* To turn on Number Lock, hold the Alt key and press the left Shift key.
* To turn on Caps Lock, hold the Alt key and press the right Shift key.
* Pressing either Shift key will turn Number or Caps Lock off.
* To insert a period, press the Space key twice, and you’ll find that the next letter will automatically be capitalized, too.
* To insert a period or at sign (@) into an e-mail address, just press Space.
* To type a symbol, press the Symbol key and type the letter that appears below the symbol on your screen (read this one twice so you don’t miss the point—i.e., you don’t have to scroll and click on the symbols you want, you just use the letters instead). (Dan)

AutoHotKey: AutoHotKey is a free portable scripting language. That sounds intimidating but it’s not. With just a little effort you can create simple scripts that you can use on any Windows PC to automate launching programs, executing repetitive tasks, inserting specific bits of text.

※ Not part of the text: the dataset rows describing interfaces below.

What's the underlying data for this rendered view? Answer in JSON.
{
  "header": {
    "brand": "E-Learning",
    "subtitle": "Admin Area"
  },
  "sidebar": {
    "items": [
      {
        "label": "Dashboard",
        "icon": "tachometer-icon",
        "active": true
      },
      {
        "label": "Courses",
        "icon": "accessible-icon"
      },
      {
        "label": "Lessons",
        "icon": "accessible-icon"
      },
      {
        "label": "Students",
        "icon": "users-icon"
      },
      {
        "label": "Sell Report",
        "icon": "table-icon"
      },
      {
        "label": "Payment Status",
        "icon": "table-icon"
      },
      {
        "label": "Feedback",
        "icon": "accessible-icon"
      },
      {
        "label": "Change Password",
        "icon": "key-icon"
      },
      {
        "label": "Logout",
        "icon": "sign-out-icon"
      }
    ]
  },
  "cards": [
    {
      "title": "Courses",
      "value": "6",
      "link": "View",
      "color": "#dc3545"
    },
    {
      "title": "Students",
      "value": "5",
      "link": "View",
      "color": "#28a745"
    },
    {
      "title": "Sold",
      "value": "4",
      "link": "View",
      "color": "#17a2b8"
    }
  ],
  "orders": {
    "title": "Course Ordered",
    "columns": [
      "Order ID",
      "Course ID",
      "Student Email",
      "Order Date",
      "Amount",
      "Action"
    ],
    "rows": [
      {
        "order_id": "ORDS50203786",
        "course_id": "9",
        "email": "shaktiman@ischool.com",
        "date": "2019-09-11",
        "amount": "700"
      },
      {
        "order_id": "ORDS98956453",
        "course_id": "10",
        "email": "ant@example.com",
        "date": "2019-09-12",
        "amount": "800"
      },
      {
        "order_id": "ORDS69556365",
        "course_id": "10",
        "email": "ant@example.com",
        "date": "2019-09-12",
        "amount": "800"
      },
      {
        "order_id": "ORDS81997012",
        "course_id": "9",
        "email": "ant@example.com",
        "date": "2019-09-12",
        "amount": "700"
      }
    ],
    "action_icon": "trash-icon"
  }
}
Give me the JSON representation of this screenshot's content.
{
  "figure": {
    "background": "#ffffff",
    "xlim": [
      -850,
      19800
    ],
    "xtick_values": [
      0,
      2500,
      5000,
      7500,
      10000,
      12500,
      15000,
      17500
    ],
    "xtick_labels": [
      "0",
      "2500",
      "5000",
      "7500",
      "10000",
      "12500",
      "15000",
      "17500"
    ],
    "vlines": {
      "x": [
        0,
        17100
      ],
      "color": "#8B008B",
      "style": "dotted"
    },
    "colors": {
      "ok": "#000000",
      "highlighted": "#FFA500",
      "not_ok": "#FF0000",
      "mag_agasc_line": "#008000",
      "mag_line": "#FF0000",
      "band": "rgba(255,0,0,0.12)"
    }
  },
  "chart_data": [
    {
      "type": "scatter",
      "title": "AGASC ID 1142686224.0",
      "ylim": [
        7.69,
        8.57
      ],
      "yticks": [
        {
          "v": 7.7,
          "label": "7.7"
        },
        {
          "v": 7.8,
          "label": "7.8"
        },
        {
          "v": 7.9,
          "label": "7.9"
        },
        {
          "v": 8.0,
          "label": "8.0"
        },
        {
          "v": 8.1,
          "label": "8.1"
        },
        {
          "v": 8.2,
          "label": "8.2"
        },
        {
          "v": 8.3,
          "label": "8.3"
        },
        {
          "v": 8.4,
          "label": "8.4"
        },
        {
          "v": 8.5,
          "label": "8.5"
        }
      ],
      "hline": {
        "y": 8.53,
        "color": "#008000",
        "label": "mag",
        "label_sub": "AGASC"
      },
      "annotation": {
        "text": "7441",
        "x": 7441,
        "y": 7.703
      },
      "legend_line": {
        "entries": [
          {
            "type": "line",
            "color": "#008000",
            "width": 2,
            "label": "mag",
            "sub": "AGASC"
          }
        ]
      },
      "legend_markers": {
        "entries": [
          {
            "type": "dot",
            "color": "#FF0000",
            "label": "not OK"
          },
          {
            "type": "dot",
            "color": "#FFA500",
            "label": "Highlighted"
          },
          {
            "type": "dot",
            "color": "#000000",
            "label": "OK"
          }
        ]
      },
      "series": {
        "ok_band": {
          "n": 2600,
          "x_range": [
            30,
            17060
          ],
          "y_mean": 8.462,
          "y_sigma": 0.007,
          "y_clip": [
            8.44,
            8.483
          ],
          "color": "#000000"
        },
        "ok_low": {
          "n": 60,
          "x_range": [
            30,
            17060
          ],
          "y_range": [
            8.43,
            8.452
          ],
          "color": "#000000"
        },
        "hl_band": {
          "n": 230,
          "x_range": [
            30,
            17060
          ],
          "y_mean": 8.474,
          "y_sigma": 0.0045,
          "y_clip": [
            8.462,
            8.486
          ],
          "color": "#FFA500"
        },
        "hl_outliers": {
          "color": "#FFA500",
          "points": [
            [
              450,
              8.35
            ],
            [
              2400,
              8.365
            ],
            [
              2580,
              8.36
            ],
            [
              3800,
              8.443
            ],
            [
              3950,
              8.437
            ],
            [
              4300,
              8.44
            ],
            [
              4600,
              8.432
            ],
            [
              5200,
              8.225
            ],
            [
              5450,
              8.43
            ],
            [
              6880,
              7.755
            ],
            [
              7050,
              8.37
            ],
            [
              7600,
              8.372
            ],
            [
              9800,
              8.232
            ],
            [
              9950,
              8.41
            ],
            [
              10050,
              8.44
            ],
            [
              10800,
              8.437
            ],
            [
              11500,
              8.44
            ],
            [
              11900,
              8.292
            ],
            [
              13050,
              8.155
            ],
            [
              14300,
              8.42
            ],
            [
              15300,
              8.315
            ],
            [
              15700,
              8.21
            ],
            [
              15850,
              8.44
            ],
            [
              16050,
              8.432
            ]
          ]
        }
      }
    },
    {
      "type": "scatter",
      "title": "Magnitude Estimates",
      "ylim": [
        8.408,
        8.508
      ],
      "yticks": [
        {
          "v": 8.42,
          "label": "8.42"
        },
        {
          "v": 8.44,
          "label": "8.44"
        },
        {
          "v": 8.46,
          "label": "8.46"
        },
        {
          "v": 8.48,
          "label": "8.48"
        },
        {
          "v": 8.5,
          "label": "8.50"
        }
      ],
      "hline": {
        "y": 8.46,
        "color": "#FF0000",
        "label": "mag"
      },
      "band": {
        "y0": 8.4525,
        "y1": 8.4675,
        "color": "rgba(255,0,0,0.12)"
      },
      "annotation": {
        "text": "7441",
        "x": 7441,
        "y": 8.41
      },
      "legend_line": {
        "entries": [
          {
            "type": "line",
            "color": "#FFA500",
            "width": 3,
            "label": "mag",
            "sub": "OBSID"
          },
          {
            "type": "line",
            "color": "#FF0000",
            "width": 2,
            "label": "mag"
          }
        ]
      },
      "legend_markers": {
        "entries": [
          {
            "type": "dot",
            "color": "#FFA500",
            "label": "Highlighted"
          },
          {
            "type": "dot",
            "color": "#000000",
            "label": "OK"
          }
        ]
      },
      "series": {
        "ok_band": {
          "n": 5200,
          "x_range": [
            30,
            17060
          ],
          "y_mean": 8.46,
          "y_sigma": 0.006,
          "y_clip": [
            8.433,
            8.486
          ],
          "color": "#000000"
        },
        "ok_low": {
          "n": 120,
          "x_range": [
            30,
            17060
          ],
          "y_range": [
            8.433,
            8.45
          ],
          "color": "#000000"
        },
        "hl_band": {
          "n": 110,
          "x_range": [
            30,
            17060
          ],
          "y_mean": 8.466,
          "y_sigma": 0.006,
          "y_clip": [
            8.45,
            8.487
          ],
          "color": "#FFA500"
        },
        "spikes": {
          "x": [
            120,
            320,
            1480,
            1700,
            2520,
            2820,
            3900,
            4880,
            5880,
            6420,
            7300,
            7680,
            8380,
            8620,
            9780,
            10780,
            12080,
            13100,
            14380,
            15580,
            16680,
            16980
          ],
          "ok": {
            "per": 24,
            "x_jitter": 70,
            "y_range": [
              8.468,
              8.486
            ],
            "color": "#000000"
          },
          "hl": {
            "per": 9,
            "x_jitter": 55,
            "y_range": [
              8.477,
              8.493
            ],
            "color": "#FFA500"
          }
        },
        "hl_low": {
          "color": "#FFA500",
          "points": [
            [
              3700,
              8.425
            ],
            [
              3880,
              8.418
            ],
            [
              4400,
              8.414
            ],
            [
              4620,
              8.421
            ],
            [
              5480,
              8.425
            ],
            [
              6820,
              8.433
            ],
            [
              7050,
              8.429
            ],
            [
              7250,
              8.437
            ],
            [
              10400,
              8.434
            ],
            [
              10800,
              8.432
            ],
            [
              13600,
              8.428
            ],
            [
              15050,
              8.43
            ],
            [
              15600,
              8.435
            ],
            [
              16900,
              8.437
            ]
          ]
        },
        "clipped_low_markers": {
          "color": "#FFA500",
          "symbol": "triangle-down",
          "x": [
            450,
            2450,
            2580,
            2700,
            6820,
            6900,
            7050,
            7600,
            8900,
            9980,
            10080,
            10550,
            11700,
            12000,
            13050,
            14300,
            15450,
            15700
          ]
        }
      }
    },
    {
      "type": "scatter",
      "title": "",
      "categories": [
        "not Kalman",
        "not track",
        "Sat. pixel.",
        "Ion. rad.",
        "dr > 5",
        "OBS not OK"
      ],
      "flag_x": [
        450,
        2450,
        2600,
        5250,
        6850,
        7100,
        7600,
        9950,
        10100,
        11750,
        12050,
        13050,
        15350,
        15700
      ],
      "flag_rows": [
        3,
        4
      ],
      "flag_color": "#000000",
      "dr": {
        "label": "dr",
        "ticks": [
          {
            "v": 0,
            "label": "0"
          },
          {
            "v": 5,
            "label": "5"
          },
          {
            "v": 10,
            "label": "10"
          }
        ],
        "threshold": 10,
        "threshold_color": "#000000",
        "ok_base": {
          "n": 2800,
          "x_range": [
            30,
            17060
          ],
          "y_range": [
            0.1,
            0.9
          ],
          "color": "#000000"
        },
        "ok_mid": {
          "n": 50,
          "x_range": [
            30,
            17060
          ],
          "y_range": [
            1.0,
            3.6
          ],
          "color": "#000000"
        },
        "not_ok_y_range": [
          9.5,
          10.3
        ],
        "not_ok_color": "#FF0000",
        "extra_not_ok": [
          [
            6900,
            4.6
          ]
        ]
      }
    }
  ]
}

Create a signature block or disclaimer in AutoHotKey and you can immediately insert it into any program or website with just a couple of key presses or even a mouse gesture.
Best of all, it’s free at http://www.autohotkey.com along with free sample scripts and tools that you can look at. (Ben)

Set Wider Scroll Bars: We all use scroll bars for moving around documents and Web pages, and making the bars just a bit wider will make them much easier to click on. Under the Item drop-down list, select Scrollbar. Next, use the up or down arrows next to Size to find the width you want. The default is 16. I have mine set to 21. Again, watch your changes in the Preview pane, and when you like what you see, click on Okay to keep the change. Note that making your scroll bars wider will also make the up and down arrows on your scroll bars larger, which will make them easier to click on as well. Changing the size of the caption buttons and scroll bars will give you the most bang for your buck. But look through the other things listed in the Item drop-down list. Alternatively, you can click on the various elements in the Preview box, and then make configurations changes to them. (Dan)

And then there’s the famous 60 Websites in 60 Minutes session at TECHSHOW too. We’ve cover our favorites there in another post later this week!